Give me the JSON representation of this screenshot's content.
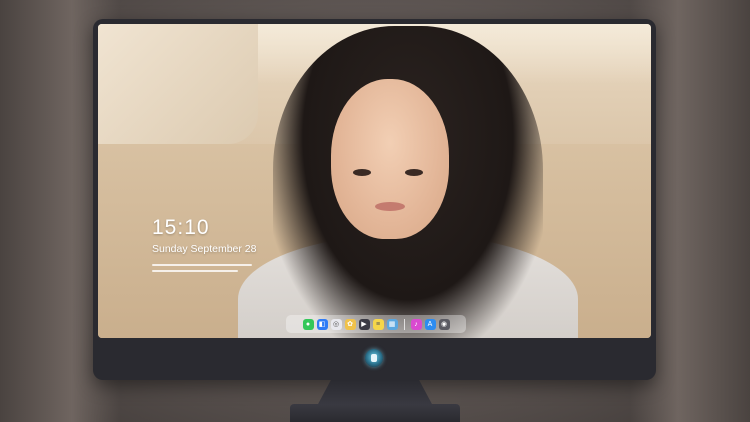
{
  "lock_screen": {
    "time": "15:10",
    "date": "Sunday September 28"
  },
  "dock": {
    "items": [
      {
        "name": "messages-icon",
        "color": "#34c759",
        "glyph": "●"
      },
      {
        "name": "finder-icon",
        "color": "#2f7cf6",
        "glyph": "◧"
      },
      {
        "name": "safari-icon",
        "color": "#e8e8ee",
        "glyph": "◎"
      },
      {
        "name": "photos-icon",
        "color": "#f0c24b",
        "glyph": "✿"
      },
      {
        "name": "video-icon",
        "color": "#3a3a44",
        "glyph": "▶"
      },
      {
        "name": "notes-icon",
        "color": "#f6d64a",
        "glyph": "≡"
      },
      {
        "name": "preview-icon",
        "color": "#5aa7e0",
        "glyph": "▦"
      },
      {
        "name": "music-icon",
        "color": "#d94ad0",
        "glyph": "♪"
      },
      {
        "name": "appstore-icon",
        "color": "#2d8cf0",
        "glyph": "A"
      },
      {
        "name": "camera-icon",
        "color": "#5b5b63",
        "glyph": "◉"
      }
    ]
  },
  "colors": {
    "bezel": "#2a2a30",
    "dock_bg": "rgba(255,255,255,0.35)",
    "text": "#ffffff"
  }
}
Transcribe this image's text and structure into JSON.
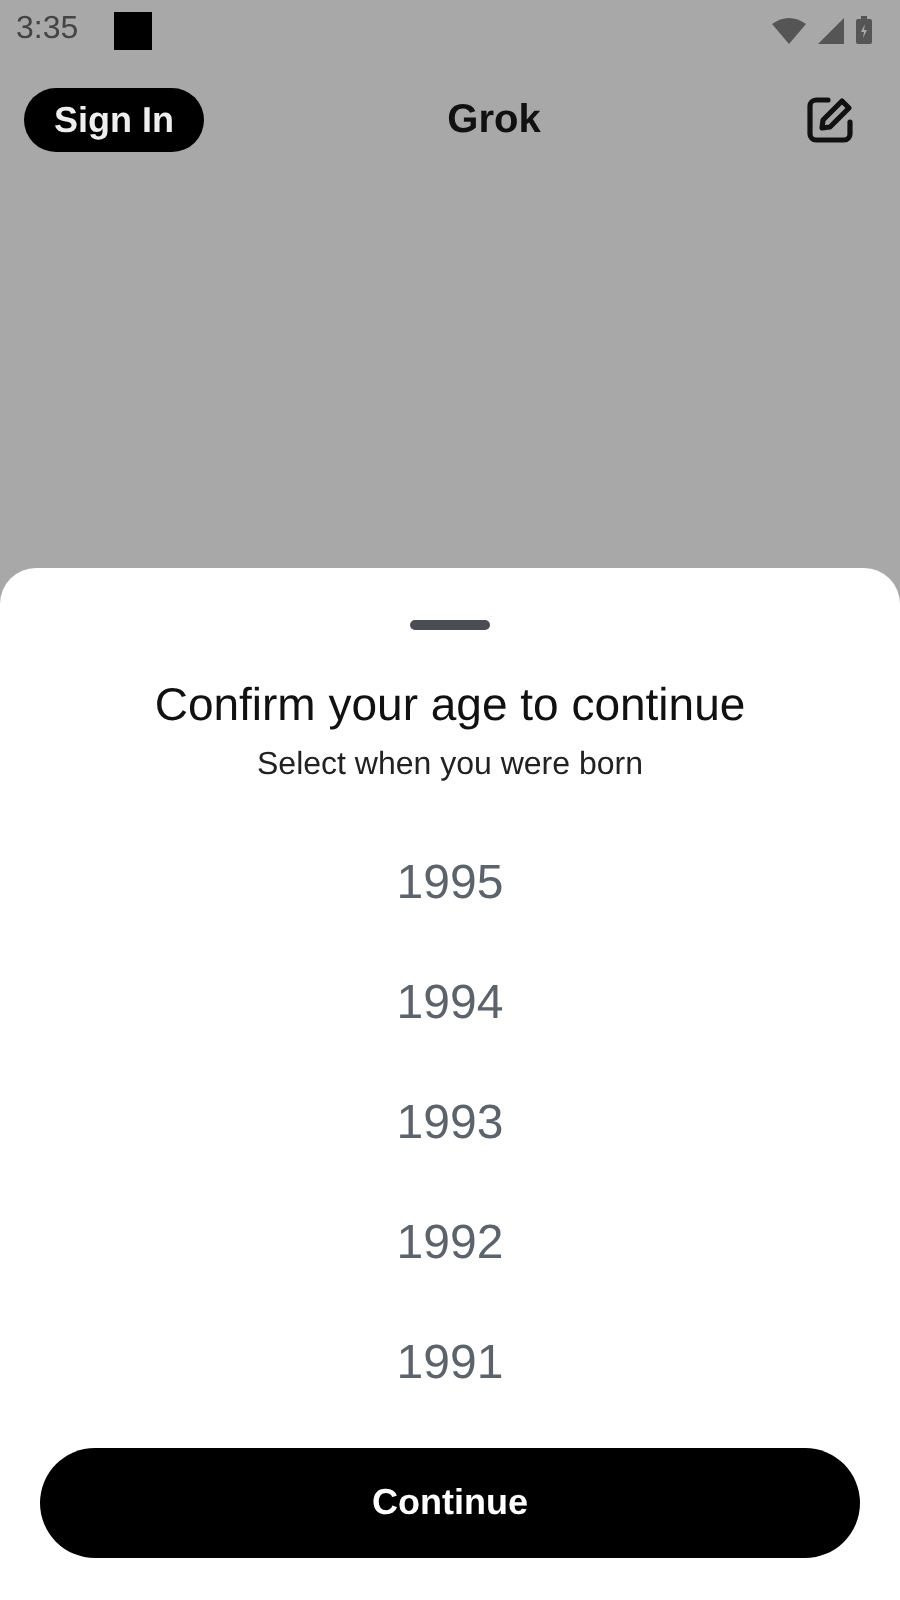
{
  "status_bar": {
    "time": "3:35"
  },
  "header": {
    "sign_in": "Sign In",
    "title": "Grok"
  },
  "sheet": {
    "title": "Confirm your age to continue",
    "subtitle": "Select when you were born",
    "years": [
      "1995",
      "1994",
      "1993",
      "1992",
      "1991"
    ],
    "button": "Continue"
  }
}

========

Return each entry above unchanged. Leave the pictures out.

Task answer.
Give me the JSON representation of this screenshot's content.
{
  "lock_screen": {
    "time": "15:10",
    "date": "Sunday September 28"
  },
  "dock": {
    "items": [
      {
        "name": "messages-icon",
        "color": "#34c759",
        "glyph": "●"
      },
      {
        "name": "finder-icon",
        "color": "#2f7cf6",
        "glyph": "◧"
      },
      {
        "name": "safari-icon",
        "color": "#e8e8ee",
        "glyph": "◎"
      },
      {
        "name": "photos-icon",
        "color": "#f0c24b",
        "glyph": "✿"
      },
      {
        "name": "video-icon",
        "color": "#3a3a44",
        "glyph": "▶"
      },
      {
        "name": "notes-icon",
        "color": "#f6d64a",
        "glyph": "≡"
      },
      {
        "name": "preview-icon",
        "color": "#5aa7e0",
        "glyph": "▦"
      },
      {
        "name": "music-icon",
        "color": "#d94ad0",
        "glyph": "♪"
      },
      {
        "name": "appstore-icon",
        "color": "#2d8cf0",
        "glyph": "A"
      },
      {
        "name": "camera-icon",
        "color": "#5b5b63",
        "glyph": "◉"
      }
    ]
  },
  "colors": {
    "bezel": "#2a2a30",
    "dock_bg": "rgba(255,255,255,0.35)",
    "text": "#ffffff"
  }
}
Transcribe this image's text and structure into JSON.
{
  "status_bar": {
    "time": "3:35"
  },
  "header": {
    "sign_in": "Sign In",
    "title": "Grok"
  },
  "sheet": {
    "title": "Confirm your age to continue",
    "subtitle": "Select when you were born",
    "years": [
      "1995",
      "1994",
      "1993",
      "1992",
      "1991"
    ],
    "button": "Continue"
  }
}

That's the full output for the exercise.